However, there are also private prosecutions. These have so far taken a back seat procedural role in the case, but the prosecution's revision now gives them greater prominence.

There are four private prosecutions. These are on behalf of Magaluf Boulevar S.L., Alhambra Gestora, Sa Trobada S.L., and the Balearic government's attorney's office. Accusations made against Bartolomé Cursach have been backed with a demand of up to 41 years in prison. In addition, there are demands for financial compensation that run into the millions.

The three companies essentially maintain the same thing - that they were persecuted by local police in Palma and in Calvia.
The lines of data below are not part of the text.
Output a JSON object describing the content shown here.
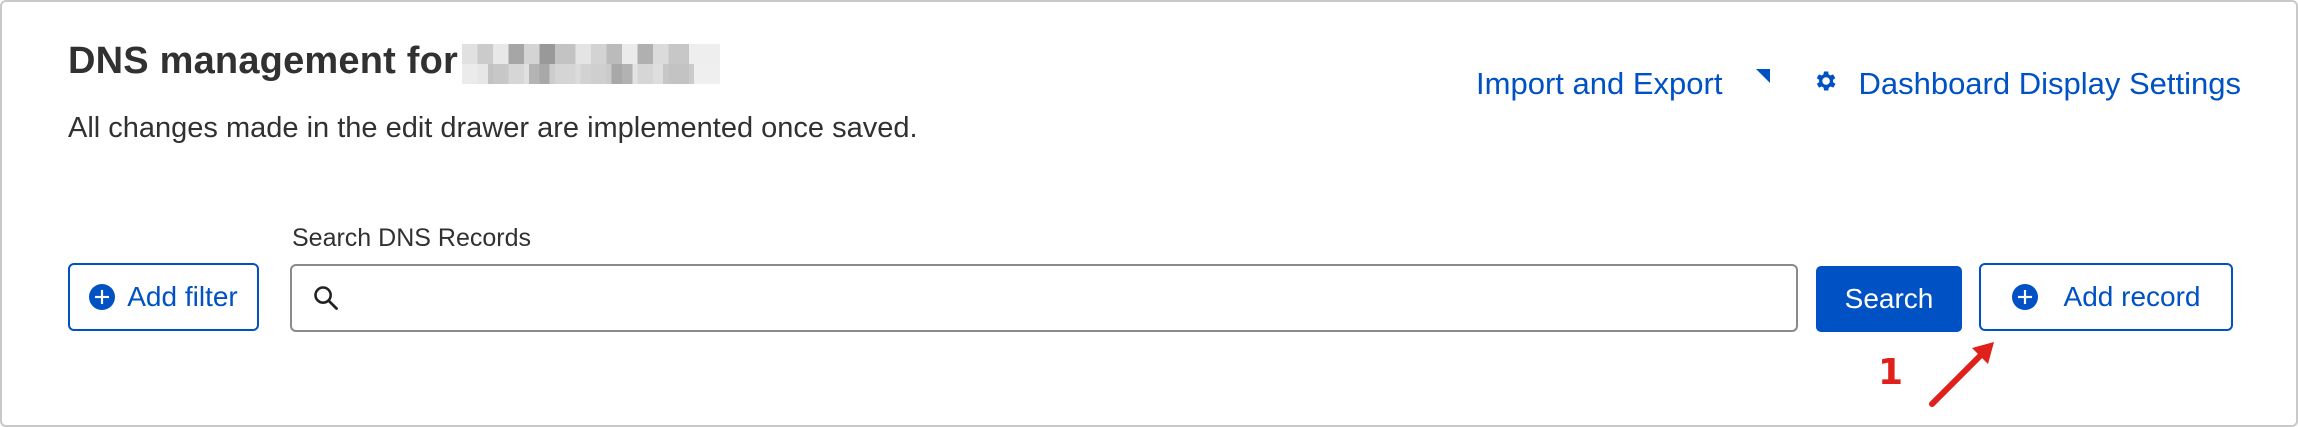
{
  "header": {
    "title": "DNS management for",
    "subtitle": "All changes made in the edit drawer are implemented once saved.",
    "import_export_label": "Import and Export",
    "display_settings_label": "Dashboard Display Settings"
  },
  "search": {
    "label": "Search DNS Records",
    "value": "",
    "button_label": "Search"
  },
  "actions": {
    "add_filter_label": "Add filter",
    "add_record_label": "Add record"
  },
  "annotation": {
    "number": "1"
  },
  "icons": {
    "search": "magnifier-icon",
    "plus": "plus-circle-icon",
    "gear": "gear-icon",
    "caret": "corner-caret-icon"
  },
  "colors": {
    "accent": "#0051c3",
    "text": "#313131",
    "annotation": "#e0201b"
  }
}
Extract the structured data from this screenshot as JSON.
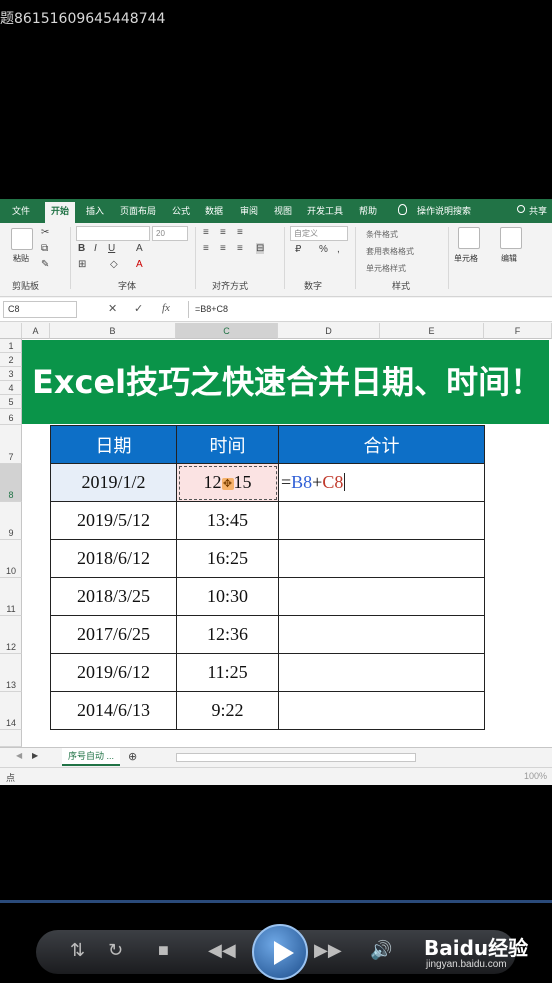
{
  "caption": "题86151609645448744",
  "excel": {
    "tabs": [
      "文件",
      "开始",
      "插入",
      "页面布局",
      "公式",
      "数据",
      "审阅",
      "视图",
      "开发工具",
      "帮助"
    ],
    "tell_me": "操作说明搜索",
    "share": "共享",
    "ribbon": {
      "clipboard_label": "剪贴板",
      "paste_label": "粘贴",
      "font_label": "字体",
      "font_size": "20",
      "align_label": "对齐方式",
      "number_label": "数字",
      "number_format": "自定义",
      "styles_label": "样式",
      "cond_format": "条件格式",
      "table_format": "套用表格格式",
      "cell_styles": "单元格样式",
      "cells_label": "单元格",
      "edit_label": "编辑"
    },
    "name_box": "C8",
    "formula": "=B8+C8",
    "columns": [
      "A",
      "B",
      "C",
      "D",
      "E",
      "F"
    ],
    "rows": [
      "1",
      "2",
      "3",
      "4",
      "5",
      "6",
      "7",
      "8",
      "9",
      "10",
      "11",
      "12",
      "13",
      "14"
    ],
    "banner": "Excel技巧之快速合并日期、时间！",
    "table": {
      "headers": [
        "日期",
        "时间",
        "合计"
      ],
      "rows": [
        [
          "2019/1/2",
          "12:15"
        ],
        [
          "2019/5/12",
          "13:45"
        ],
        [
          "2018/6/12",
          "16:25"
        ],
        [
          "2018/3/25",
          "10:30"
        ],
        [
          "2017/6/25",
          "12:36"
        ],
        [
          "2019/6/12",
          "11:25"
        ],
        [
          "2014/6/13",
          "9:22"
        ]
      ],
      "editing_formula": {
        "eq": "=",
        "ref1": "B8",
        "plus": "+",
        "ref2": "C8"
      }
    },
    "sheet_tab": "序号自动 ...",
    "status_mode": "点",
    "zoom": "100%"
  },
  "watermark": {
    "brand": "Baidu经验",
    "url": "jingyan.baidu.com"
  }
}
Where the government is concerned, its prosecution relates to Pilar Carbonell, a former director-general of tourism at the tourism ministry, who has been accused of showing favour to Cursach business interests. She is one of the seven whose charges have been dropped by the Prosecutor's Office.